Task statement >> Restate the listing below word for word, omitting any images.

Raw data >>
__________

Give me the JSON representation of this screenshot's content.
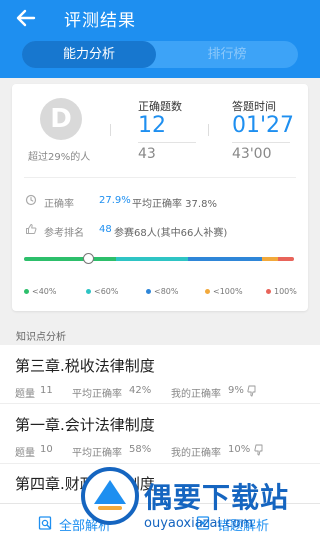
{
  "header": {
    "title": "评测结果",
    "tabs": [
      {
        "label": "能力分析",
        "active": true
      },
      {
        "label": "排行榜",
        "active": false
      }
    ]
  },
  "summary": {
    "avatar_letter": "D",
    "beat_text": "超过29%的人",
    "correct_count": {
      "label": "正确题数",
      "value": "12",
      "sub": "43"
    },
    "answer_time": {
      "label": "答题时间",
      "value": "01'27",
      "sub": "43'00"
    },
    "accuracy": {
      "label": "正确率",
      "value": "27.9%",
      "avg_text": "平均正确率 37.8%"
    },
    "ranking": {
      "label": "参考排名",
      "value": "48",
      "detail": "参赛68人(其中66人补赛)"
    },
    "score_position_fraction": 0.24,
    "legend": [
      {
        "label": "<40%",
        "color": "#2dbf6b"
      },
      {
        "label": "<60%",
        "color": "#2ec4c4"
      },
      {
        "label": "<80%",
        "color": "#2f86d8"
      },
      {
        "label": "<100%",
        "color": "#f2a93b"
      },
      {
        "label": "100%",
        "color": "#e8645a"
      }
    ]
  },
  "knowledge": {
    "section_title": "知识点分析",
    "items": [
      {
        "title": "第三章.税收法律制度",
        "count_label": "题量",
        "count": "11",
        "avg_label": "平均正确率",
        "avg": "42%",
        "mine_label": "我的正确率",
        "mine": "9%"
      },
      {
        "title": "第一章.会计法律制度",
        "count_label": "题量",
        "count": "10",
        "avg_label": "平均正确率",
        "avg": "58%",
        "mine_label": "我的正确率",
        "mine": "10%"
      },
      {
        "title": "第四章.财政法律制度"
      }
    ]
  },
  "bottom_bar": {
    "analysis_all": "全部解析",
    "analysis_wrong": "错题解析"
  },
  "watermark": {
    "brand": "偶要下载站",
    "url": "ouyaoxiazai.com"
  },
  "colors": {
    "primary": "#1e8ff0",
    "header_active": "#1777cf"
  }
}
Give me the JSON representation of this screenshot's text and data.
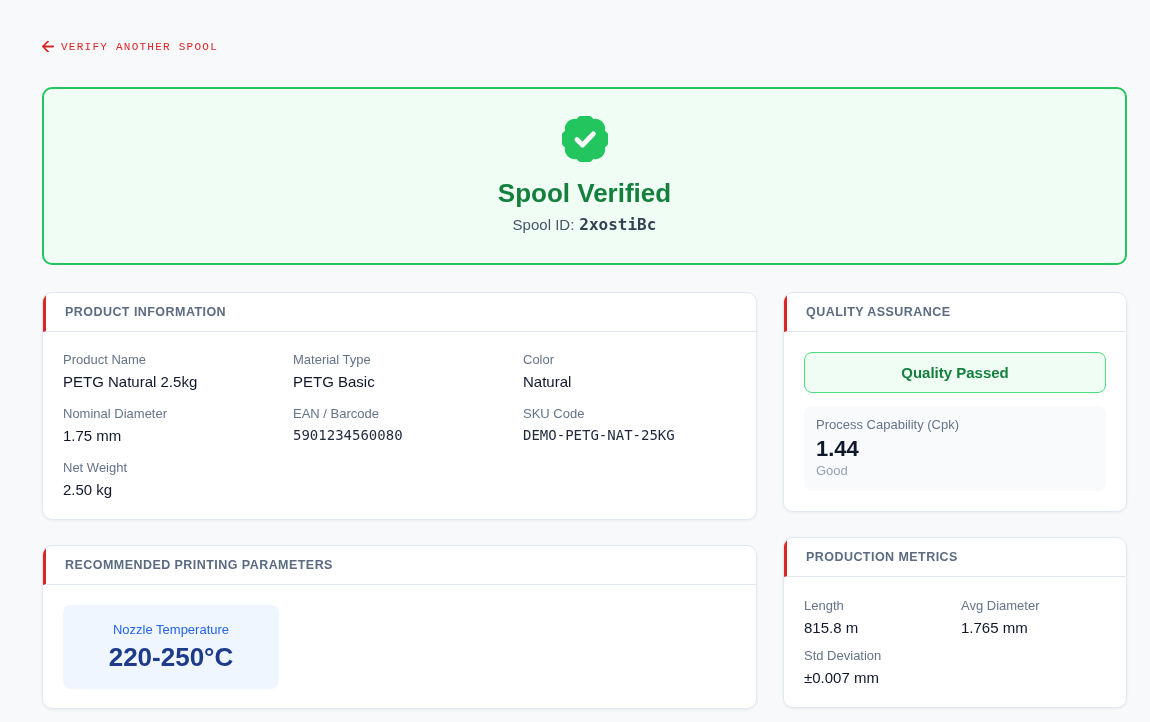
{
  "back_link": {
    "label": "VERIFY ANOTHER SPOOL"
  },
  "verification": {
    "verified": true,
    "title": "Spool Verified",
    "id_label": "Spool ID:",
    "spool_id": "2xostiBc"
  },
  "product_information": {
    "title": "PRODUCT INFORMATION",
    "fields": [
      {
        "label": "Product Name",
        "value": "PETG Natural 2.5kg",
        "kind": "text"
      },
      {
        "label": "Material Type",
        "value": "PETG Basic",
        "kind": "text"
      },
      {
        "label": "Color",
        "value": "Natural",
        "kind": "text"
      },
      {
        "label": "Nominal Diameter",
        "value": "1.75 mm",
        "kind": "text"
      },
      {
        "label": "EAN / Barcode",
        "value": "5901234560080",
        "kind": "code"
      },
      {
        "label": "SKU Code",
        "value": "DEMO-PETG-NAT-25KG",
        "kind": "code"
      },
      {
        "label": "Net Weight",
        "value": "2.50 kg",
        "kind": "text"
      }
    ]
  },
  "quality_assurance": {
    "title": "QUALITY ASSURANCE",
    "result": {
      "label": "Quality Passed",
      "passed": true
    },
    "cpk": {
      "label": "Process Capability (Cpk)",
      "value": "1.44",
      "rating": "Good"
    }
  },
  "printing_parameters": {
    "title": "RECOMMENDED PRINTING PARAMETERS",
    "params": [
      {
        "label": "Nozzle Temperature",
        "value": "220-250°C"
      }
    ]
  },
  "production_metrics": {
    "title": "PRODUCTION METRICS",
    "fields": [
      {
        "label": "Length",
        "value": "815.8 m"
      },
      {
        "label": "Avg Diameter",
        "value": "1.765 mm"
      },
      {
        "label": "Std Deviation",
        "value": "±0.007 mm"
      }
    ]
  }
}
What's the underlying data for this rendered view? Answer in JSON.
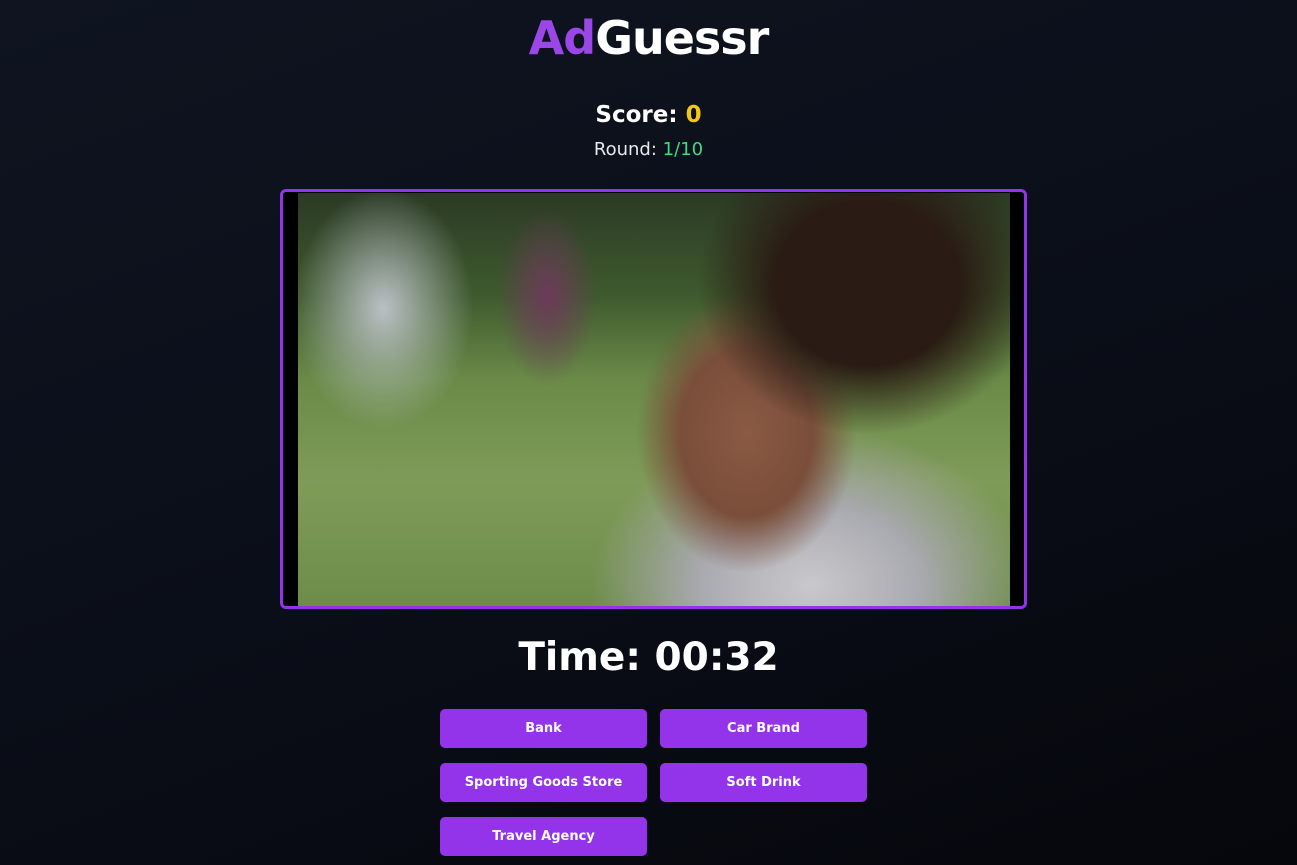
{
  "header": {
    "title_part1": "Ad",
    "title_part2": "Guessr",
    "brand_color": "#9b47e8"
  },
  "stats": {
    "score_label": "Score:",
    "score_value": "0",
    "round_label": "Round:",
    "round_value": "1/10"
  },
  "video": {
    "description_icon": "video-player",
    "frame_color": "#9333ea"
  },
  "timer": {
    "text": "Time: 00:32"
  },
  "answers": [
    {
      "label": "Bank"
    },
    {
      "label": "Car Brand"
    },
    {
      "label": "Sporting Goods Store"
    },
    {
      "label": "Soft Drink"
    },
    {
      "label": "Travel Agency"
    }
  ],
  "colors": {
    "accent": "#9333ea",
    "score": "#f5c518",
    "round": "#3ddc84"
  }
}
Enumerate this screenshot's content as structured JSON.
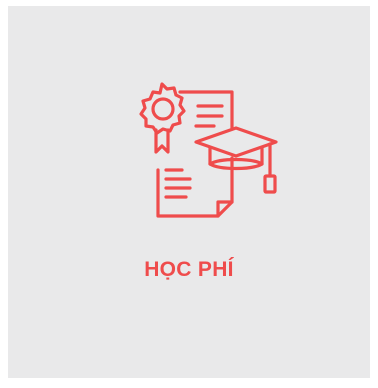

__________

Reply >>
Give me the JSON representation of this screenshot's content.
{
  "header": {
    "title": "评测结果",
    "tabs": [
      {
        "label": "能力分析",
        "active": true
      },
      {
        "label": "排行榜",
        "active": false
      }
    ]
  },
  "summary": {
    "avatar_letter": "D",
    "beat_text": "超过29%的人",
    "correct_count": {
      "label": "正确题数",
      "value": "12",
      "sub": "43"
    },
    "answer_time": {
      "label": "答题时间",
      "value": "01'27",
      "sub": "43'00"
    },
    "accuracy": {
      "label": "正确率",
      "value": "27.9%",
      "avg_text": "平均正确率 37.8%"
    },
    "ranking": {
      "label": "参考排名",
      "value": "48",
      "detail": "参赛68人(其中66人补赛)"
    },
    "score_position_fraction": 0.24,
    "legend": [
      {
        "label": "<40%",
        "color": "#2dbf6b"
      },
      {
        "label": "<60%",
        "color": "#2ec4c4"
      },
      {
        "label": "<80%",
        "color": "#2f86d8"
      },
      {
        "label": "<100%",
        "color": "#f2a93b"
      },
      {
        "label": "100%",
        "color": "#e8645a"
      }
    ]
  },
  "knowledge": {
    "section_title": "知识点分析",
    "items": [
      {
        "title": "第三章.税收法律制度",
        "count_label": "题量",
        "count": "11",
        "avg_label": "平均正确率",
        "avg": "42%",
        "mine_label": "我的正确率",
        "mine": "9%"
      },
      {
        "title": "第一章.会计法律制度",
        "count_label": "题量",
        "count": "10",
        "avg_label": "平均正确率",
        "avg": "58%",
        "mine_label": "我的正确率",
        "mine": "10%"
      },
      {
        "title": "第四章.财政法律制度"
      }
    ]
  },
  "bottom_bar": {
    "analysis_all": "全部解析",
    "analysis_wrong": "错题解析"
  },
  "watermark": {
    "brand": "偶要下载站",
    "url": "ouyaoxiazai.com"
  },
  "colors": {
    "primary": "#1e8ff0",
    "header_active": "#1777cf"
  }
}
Give me the JSON representation of this screenshot's text and data.
{
  "back_link": {
    "label": "VERIFY ANOTHER SPOOL"
  },
  "verification": {
    "verified": true,
    "title": "Spool Verified",
    "id_label": "Spool ID:",
    "spool_id": "2xostiBc"
  },
  "product_information": {
    "title": "PRODUCT INFORMATION",
    "fields": [
      {
        "label": "Product Name",
        "value": "PETG Natural 2.5kg",
        "kind": "text"
      },
      {
        "label": "Material Type",
        "value": "PETG Basic",
        "kind": "text"
      },
      {
        "label": "Color",
        "value": "Natural",
        "kind": "text"
      },
      {
        "label": "Nominal Diameter",
        "value": "1.75 mm",
        "kind": "text"
      },
      {
        "label": "EAN / Barcode",
        "value": "5901234560080",
        "kind": "code"
      },
      {
        "label": "SKU Code",
        "value": "DEMO-PETG-NAT-25KG",
        "kind": "code"
      },
      {
        "label": "Net Weight",
        "value": "2.50 kg",
        "kind": "text"
      }
    ]
  },
  "quality_assurance": {
    "title": "QUALITY ASSURANCE",
    "result": {
      "label": "Quality Passed",
      "passed": true
    },
    "cpk": {
      "label": "Process Capability (Cpk)",
      "value": "1.44",
      "rating": "Good"
    }
  },
  "printing_parameters": {
    "title": "RECOMMENDED PRINTING PARAMETERS",
    "params": [
      {
        "label": "Nozzle Temperature",
        "value": "220-250°C"
      }
    ]
  },
  "production_metrics": {
    "title": "PRODUCTION METRICS",
    "fields": [
      {
        "label": "Length",
        "value": "815.8 m"
      },
      {
        "label": "Avg Diameter",
        "value": "1.765 mm"
      },
      {
        "label": "Std Deviation",
        "value": "±0.007 mm"
      }
    ]
  }
}
What's the underlying data for this rendered view? Answer in JSON.
{
  "header": {
    "title_part1": "Ad",
    "title_part2": "Guessr",
    "brand_color": "#9b47e8"
  },
  "stats": {
    "score_label": "Score:",
    "score_value": "0",
    "round_label": "Round:",
    "round_value": "1/10"
  },
  "video": {
    "description_icon": "video-player",
    "frame_color": "#9333ea"
  },
  "timer": {
    "text": "Time: 00:32"
  },
  "answers": [
    {
      "label": "Bank"
    },
    {
      "label": "Car Brand"
    },
    {
      "label": "Sporting Goods Store"
    },
    {
      "label": "Soft Drink"
    },
    {
      "label": "Travel Agency"
    }
  ],
  "colors": {
    "accent": "#9333ea",
    "score": "#f5c518",
    "round": "#3ddc84"
  }
}
Enumerate this screenshot's content as structured JSON.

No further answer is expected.